"Does he give out a lot of information? No. Is he notoriously bland on a lot of issues because he has to be? Yes. But is he disingenuous? No," Sammon said, noting that most of Bush's press secretaries have been notably cautious and reluctant to make news.
One incident in the Bush White House, in which former spokesman Ari Fleischer was forced to clarify some off-the-cuff remarks he made about Iraqi dictator Saddam Hussein (search), did cause some embarrassment.
In an October 2002 press briefing, Fleischer snapped that "one bullet" in Hussein's head would be cheaper than a war to topple the Iraqi dictator — clearly not the official line of the White House at the time.
According to reports, Fleischer, who resigned in 2003 on good terms with Bush, also privately accused superiors of passing bad information to the press office while the senior staff would quietly point the finger back to Fleischer.

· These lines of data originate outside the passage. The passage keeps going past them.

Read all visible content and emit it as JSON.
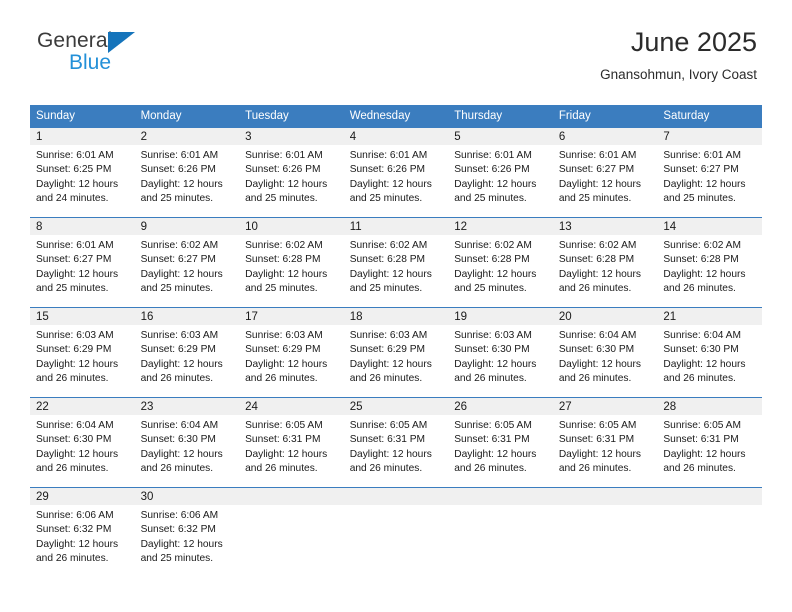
{
  "logo": {
    "primary_text": "General",
    "secondary_text": "Blue",
    "primary_color": "#3b3b3b",
    "secondary_color": "#2390d8",
    "accent_color": "#1574bb"
  },
  "header": {
    "title": "June 2025",
    "subtitle": "Gnansohmun, Ivory Coast"
  },
  "theme": {
    "header_bg": "#3b7dbf",
    "header_text": "#ffffff",
    "daynum_bg": "#f0f0f0",
    "cell_bg": "#ffffff",
    "grid_line": "#3b7dbf"
  },
  "weekday_headers": [
    "Sunday",
    "Monday",
    "Tuesday",
    "Wednesday",
    "Thursday",
    "Friday",
    "Saturday"
  ],
  "weeks": [
    [
      {
        "day": "1",
        "sunrise": "Sunrise: 6:01 AM",
        "sunset": "Sunset: 6:25 PM",
        "daylight_1": "Daylight: 12 hours",
        "daylight_2": "and 24 minutes."
      },
      {
        "day": "2",
        "sunrise": "Sunrise: 6:01 AM",
        "sunset": "Sunset: 6:26 PM",
        "daylight_1": "Daylight: 12 hours",
        "daylight_2": "and 25 minutes."
      },
      {
        "day": "3",
        "sunrise": "Sunrise: 6:01 AM",
        "sunset": "Sunset: 6:26 PM",
        "daylight_1": "Daylight: 12 hours",
        "daylight_2": "and 25 minutes."
      },
      {
        "day": "4",
        "sunrise": "Sunrise: 6:01 AM",
        "sunset": "Sunset: 6:26 PM",
        "daylight_1": "Daylight: 12 hours",
        "daylight_2": "and 25 minutes."
      },
      {
        "day": "5",
        "sunrise": "Sunrise: 6:01 AM",
        "sunset": "Sunset: 6:26 PM",
        "daylight_1": "Daylight: 12 hours",
        "daylight_2": "and 25 minutes."
      },
      {
        "day": "6",
        "sunrise": "Sunrise: 6:01 AM",
        "sunset": "Sunset: 6:27 PM",
        "daylight_1": "Daylight: 12 hours",
        "daylight_2": "and 25 minutes."
      },
      {
        "day": "7",
        "sunrise": "Sunrise: 6:01 AM",
        "sunset": "Sunset: 6:27 PM",
        "daylight_1": "Daylight: 12 hours",
        "daylight_2": "and 25 minutes."
      }
    ],
    [
      {
        "day": "8",
        "sunrise": "Sunrise: 6:01 AM",
        "sunset": "Sunset: 6:27 PM",
        "daylight_1": "Daylight: 12 hours",
        "daylight_2": "and 25 minutes."
      },
      {
        "day": "9",
        "sunrise": "Sunrise: 6:02 AM",
        "sunset": "Sunset: 6:27 PM",
        "daylight_1": "Daylight: 12 hours",
        "daylight_2": "and 25 minutes."
      },
      {
        "day": "10",
        "sunrise": "Sunrise: 6:02 AM",
        "sunset": "Sunset: 6:28 PM",
        "daylight_1": "Daylight: 12 hours",
        "daylight_2": "and 25 minutes."
      },
      {
        "day": "11",
        "sunrise": "Sunrise: 6:02 AM",
        "sunset": "Sunset: 6:28 PM",
        "daylight_1": "Daylight: 12 hours",
        "daylight_2": "and 25 minutes."
      },
      {
        "day": "12",
        "sunrise": "Sunrise: 6:02 AM",
        "sunset": "Sunset: 6:28 PM",
        "daylight_1": "Daylight: 12 hours",
        "daylight_2": "and 25 minutes."
      },
      {
        "day": "13",
        "sunrise": "Sunrise: 6:02 AM",
        "sunset": "Sunset: 6:28 PM",
        "daylight_1": "Daylight: 12 hours",
        "daylight_2": "and 26 minutes."
      },
      {
        "day": "14",
        "sunrise": "Sunrise: 6:02 AM",
        "sunset": "Sunset: 6:28 PM",
        "daylight_1": "Daylight: 12 hours",
        "daylight_2": "and 26 minutes."
      }
    ],
    [
      {
        "day": "15",
        "sunrise": "Sunrise: 6:03 AM",
        "sunset": "Sunset: 6:29 PM",
        "daylight_1": "Daylight: 12 hours",
        "daylight_2": "and 26 minutes."
      },
      {
        "day": "16",
        "sunrise": "Sunrise: 6:03 AM",
        "sunset": "Sunset: 6:29 PM",
        "daylight_1": "Daylight: 12 hours",
        "daylight_2": "and 26 minutes."
      },
      {
        "day": "17",
        "sunrise": "Sunrise: 6:03 AM",
        "sunset": "Sunset: 6:29 PM",
        "daylight_1": "Daylight: 12 hours",
        "daylight_2": "and 26 minutes."
      },
      {
        "day": "18",
        "sunrise": "Sunrise: 6:03 AM",
        "sunset": "Sunset: 6:29 PM",
        "daylight_1": "Daylight: 12 hours",
        "daylight_2": "and 26 minutes."
      },
      {
        "day": "19",
        "sunrise": "Sunrise: 6:03 AM",
        "sunset": "Sunset: 6:30 PM",
        "daylight_1": "Daylight: 12 hours",
        "daylight_2": "and 26 minutes."
      },
      {
        "day": "20",
        "sunrise": "Sunrise: 6:04 AM",
        "sunset": "Sunset: 6:30 PM",
        "daylight_1": "Daylight: 12 hours",
        "daylight_2": "and 26 minutes."
      },
      {
        "day": "21",
        "sunrise": "Sunrise: 6:04 AM",
        "sunset": "Sunset: 6:30 PM",
        "daylight_1": "Daylight: 12 hours",
        "daylight_2": "and 26 minutes."
      }
    ],
    [
      {
        "day": "22",
        "sunrise": "Sunrise: 6:04 AM",
        "sunset": "Sunset: 6:30 PM",
        "daylight_1": "Daylight: 12 hours",
        "daylight_2": "and 26 minutes."
      },
      {
        "day": "23",
        "sunrise": "Sunrise: 6:04 AM",
        "sunset": "Sunset: 6:30 PM",
        "daylight_1": "Daylight: 12 hours",
        "daylight_2": "and 26 minutes."
      },
      {
        "day": "24",
        "sunrise": "Sunrise: 6:05 AM",
        "sunset": "Sunset: 6:31 PM",
        "daylight_1": "Daylight: 12 hours",
        "daylight_2": "and 26 minutes."
      },
      {
        "day": "25",
        "sunrise": "Sunrise: 6:05 AM",
        "sunset": "Sunset: 6:31 PM",
        "daylight_1": "Daylight: 12 hours",
        "daylight_2": "and 26 minutes."
      },
      {
        "day": "26",
        "sunrise": "Sunrise: 6:05 AM",
        "sunset": "Sunset: 6:31 PM",
        "daylight_1": "Daylight: 12 hours",
        "daylight_2": "and 26 minutes."
      },
      {
        "day": "27",
        "sunrise": "Sunrise: 6:05 AM",
        "sunset": "Sunset: 6:31 PM",
        "daylight_1": "Daylight: 12 hours",
        "daylight_2": "and 26 minutes."
      },
      {
        "day": "28",
        "sunrise": "Sunrise: 6:05 AM",
        "sunset": "Sunset: 6:31 PM",
        "daylight_1": "Daylight: 12 hours",
        "daylight_2": "and 26 minutes."
      }
    ],
    [
      {
        "day": "29",
        "sunrise": "Sunrise: 6:06 AM",
        "sunset": "Sunset: 6:32 PM",
        "daylight_1": "Daylight: 12 hours",
        "daylight_2": "and 26 minutes."
      },
      {
        "day": "30",
        "sunrise": "Sunrise: 6:06 AM",
        "sunset": "Sunset: 6:32 PM",
        "daylight_1": "Daylight: 12 hours",
        "daylight_2": "and 25 minutes."
      },
      {
        "day": "",
        "sunrise": "",
        "sunset": "",
        "daylight_1": "",
        "daylight_2": ""
      },
      {
        "day": "",
        "sunrise": "",
        "sunset": "",
        "daylight_1": "",
        "daylight_2": ""
      },
      {
        "day": "",
        "sunrise": "",
        "sunset": "",
        "daylight_1": "",
        "daylight_2": ""
      },
      {
        "day": "",
        "sunrise": "",
        "sunset": "",
        "daylight_1": "",
        "daylight_2": ""
      },
      {
        "day": "",
        "sunrise": "",
        "sunset": "",
        "daylight_1": "",
        "daylight_2": ""
      }
    ]
  ]
}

Credibility is key to any successful spokesperson, said Roussel, which is why most presidential press secretaries wouldn’t be caught dead lying to the press.
"The first time you tarnish your credibility by misleading the people and lying, you might as well pack up your Adidas and hoof it out of there," he said.

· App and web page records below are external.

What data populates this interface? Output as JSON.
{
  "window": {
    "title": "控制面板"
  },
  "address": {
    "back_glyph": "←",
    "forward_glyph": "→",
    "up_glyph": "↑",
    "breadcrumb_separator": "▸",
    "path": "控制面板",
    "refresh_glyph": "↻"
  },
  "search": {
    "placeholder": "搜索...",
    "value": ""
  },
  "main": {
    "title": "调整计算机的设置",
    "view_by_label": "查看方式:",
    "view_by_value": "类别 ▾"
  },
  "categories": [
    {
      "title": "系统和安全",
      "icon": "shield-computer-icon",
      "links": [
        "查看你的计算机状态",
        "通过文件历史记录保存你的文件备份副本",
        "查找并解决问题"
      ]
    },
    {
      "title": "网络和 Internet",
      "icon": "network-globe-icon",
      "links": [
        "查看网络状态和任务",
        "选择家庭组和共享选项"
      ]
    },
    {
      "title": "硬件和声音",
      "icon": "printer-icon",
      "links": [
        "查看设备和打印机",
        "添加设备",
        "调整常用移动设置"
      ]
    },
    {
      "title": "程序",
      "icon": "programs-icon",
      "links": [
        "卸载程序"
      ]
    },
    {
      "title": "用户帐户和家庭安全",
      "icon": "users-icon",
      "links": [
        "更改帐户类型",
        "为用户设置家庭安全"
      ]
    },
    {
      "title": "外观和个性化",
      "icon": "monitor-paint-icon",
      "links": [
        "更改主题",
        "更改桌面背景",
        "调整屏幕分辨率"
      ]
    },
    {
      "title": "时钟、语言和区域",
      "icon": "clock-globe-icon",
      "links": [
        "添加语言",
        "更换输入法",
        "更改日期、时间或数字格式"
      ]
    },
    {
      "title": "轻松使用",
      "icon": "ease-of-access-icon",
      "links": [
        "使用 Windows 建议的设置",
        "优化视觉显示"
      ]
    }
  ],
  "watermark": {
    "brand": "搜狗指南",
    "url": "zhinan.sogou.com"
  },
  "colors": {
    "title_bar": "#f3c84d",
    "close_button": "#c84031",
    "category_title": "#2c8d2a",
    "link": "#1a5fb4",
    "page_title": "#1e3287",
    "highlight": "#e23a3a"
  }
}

Some administration officials of the past certainly have altered their position in order to ease their conscience and maintain credibility with the press.
During the 1998 scandal, President Bill Clinton was forced to admit that he did have an affair with the then-24-year-old intern Monica Lewinsky after lying to the American public that he "did not have sexual relations with that woman, Miss Lewinsky." Several top aides were forced to acknowledge they had been lied to, too.
Democratic strategist Paul Begala, who as a White House adviser had vociferously defended Clinton on the talk show circuit, told The Washington Post in 1998 that he believed Clinton was innocent of the affair and was "crushed" to find out that Clinton had lied to him and allowed Begala to compromise his own integrity.
"I was very angry, I was very disappointed. I didn’t want to have to say that on television," Begala is quoted as saying.
White House spokesman Mike McCurry, who apparently did not know Clinton was lying, was nonetheless careful not to vouch for Clinton personally. Instead, McCurry repeated Clinton's denials up to the explosive Lewinsky admission. He had already handed in his resignation when the new broke on Aug. 17, 1998.
"You obviously wrestle with this," he told The Post's Howard Kurtz. "A certain amount of loyalty goes to the person who hired you and put you in a position of trust. But you realize you have a larger purpose that goes beyond the individual you're working for. You've not an obligation to a larger universe — and American public that pays your salary. You could do a great amount of damage if you're putting out false information."
Sometimes the act of keeping a spokesman in the dark is done "deliberately," both in the corporate world and in high-stakes politics, said Suzanne Bates, a former television news anchor who now runs her own Boston public affairs consulting firm where she trains business leaders and politicians. The practice is generally not good sense, she said, adding that she did not want to suggest that was the case in the White House today.
"If the people at the top appreciate the value of the spokesperson's role, and they trust the spokesperson and they aren't trying to hide anything — they usually keep the spokesperson in the loop," Bates said.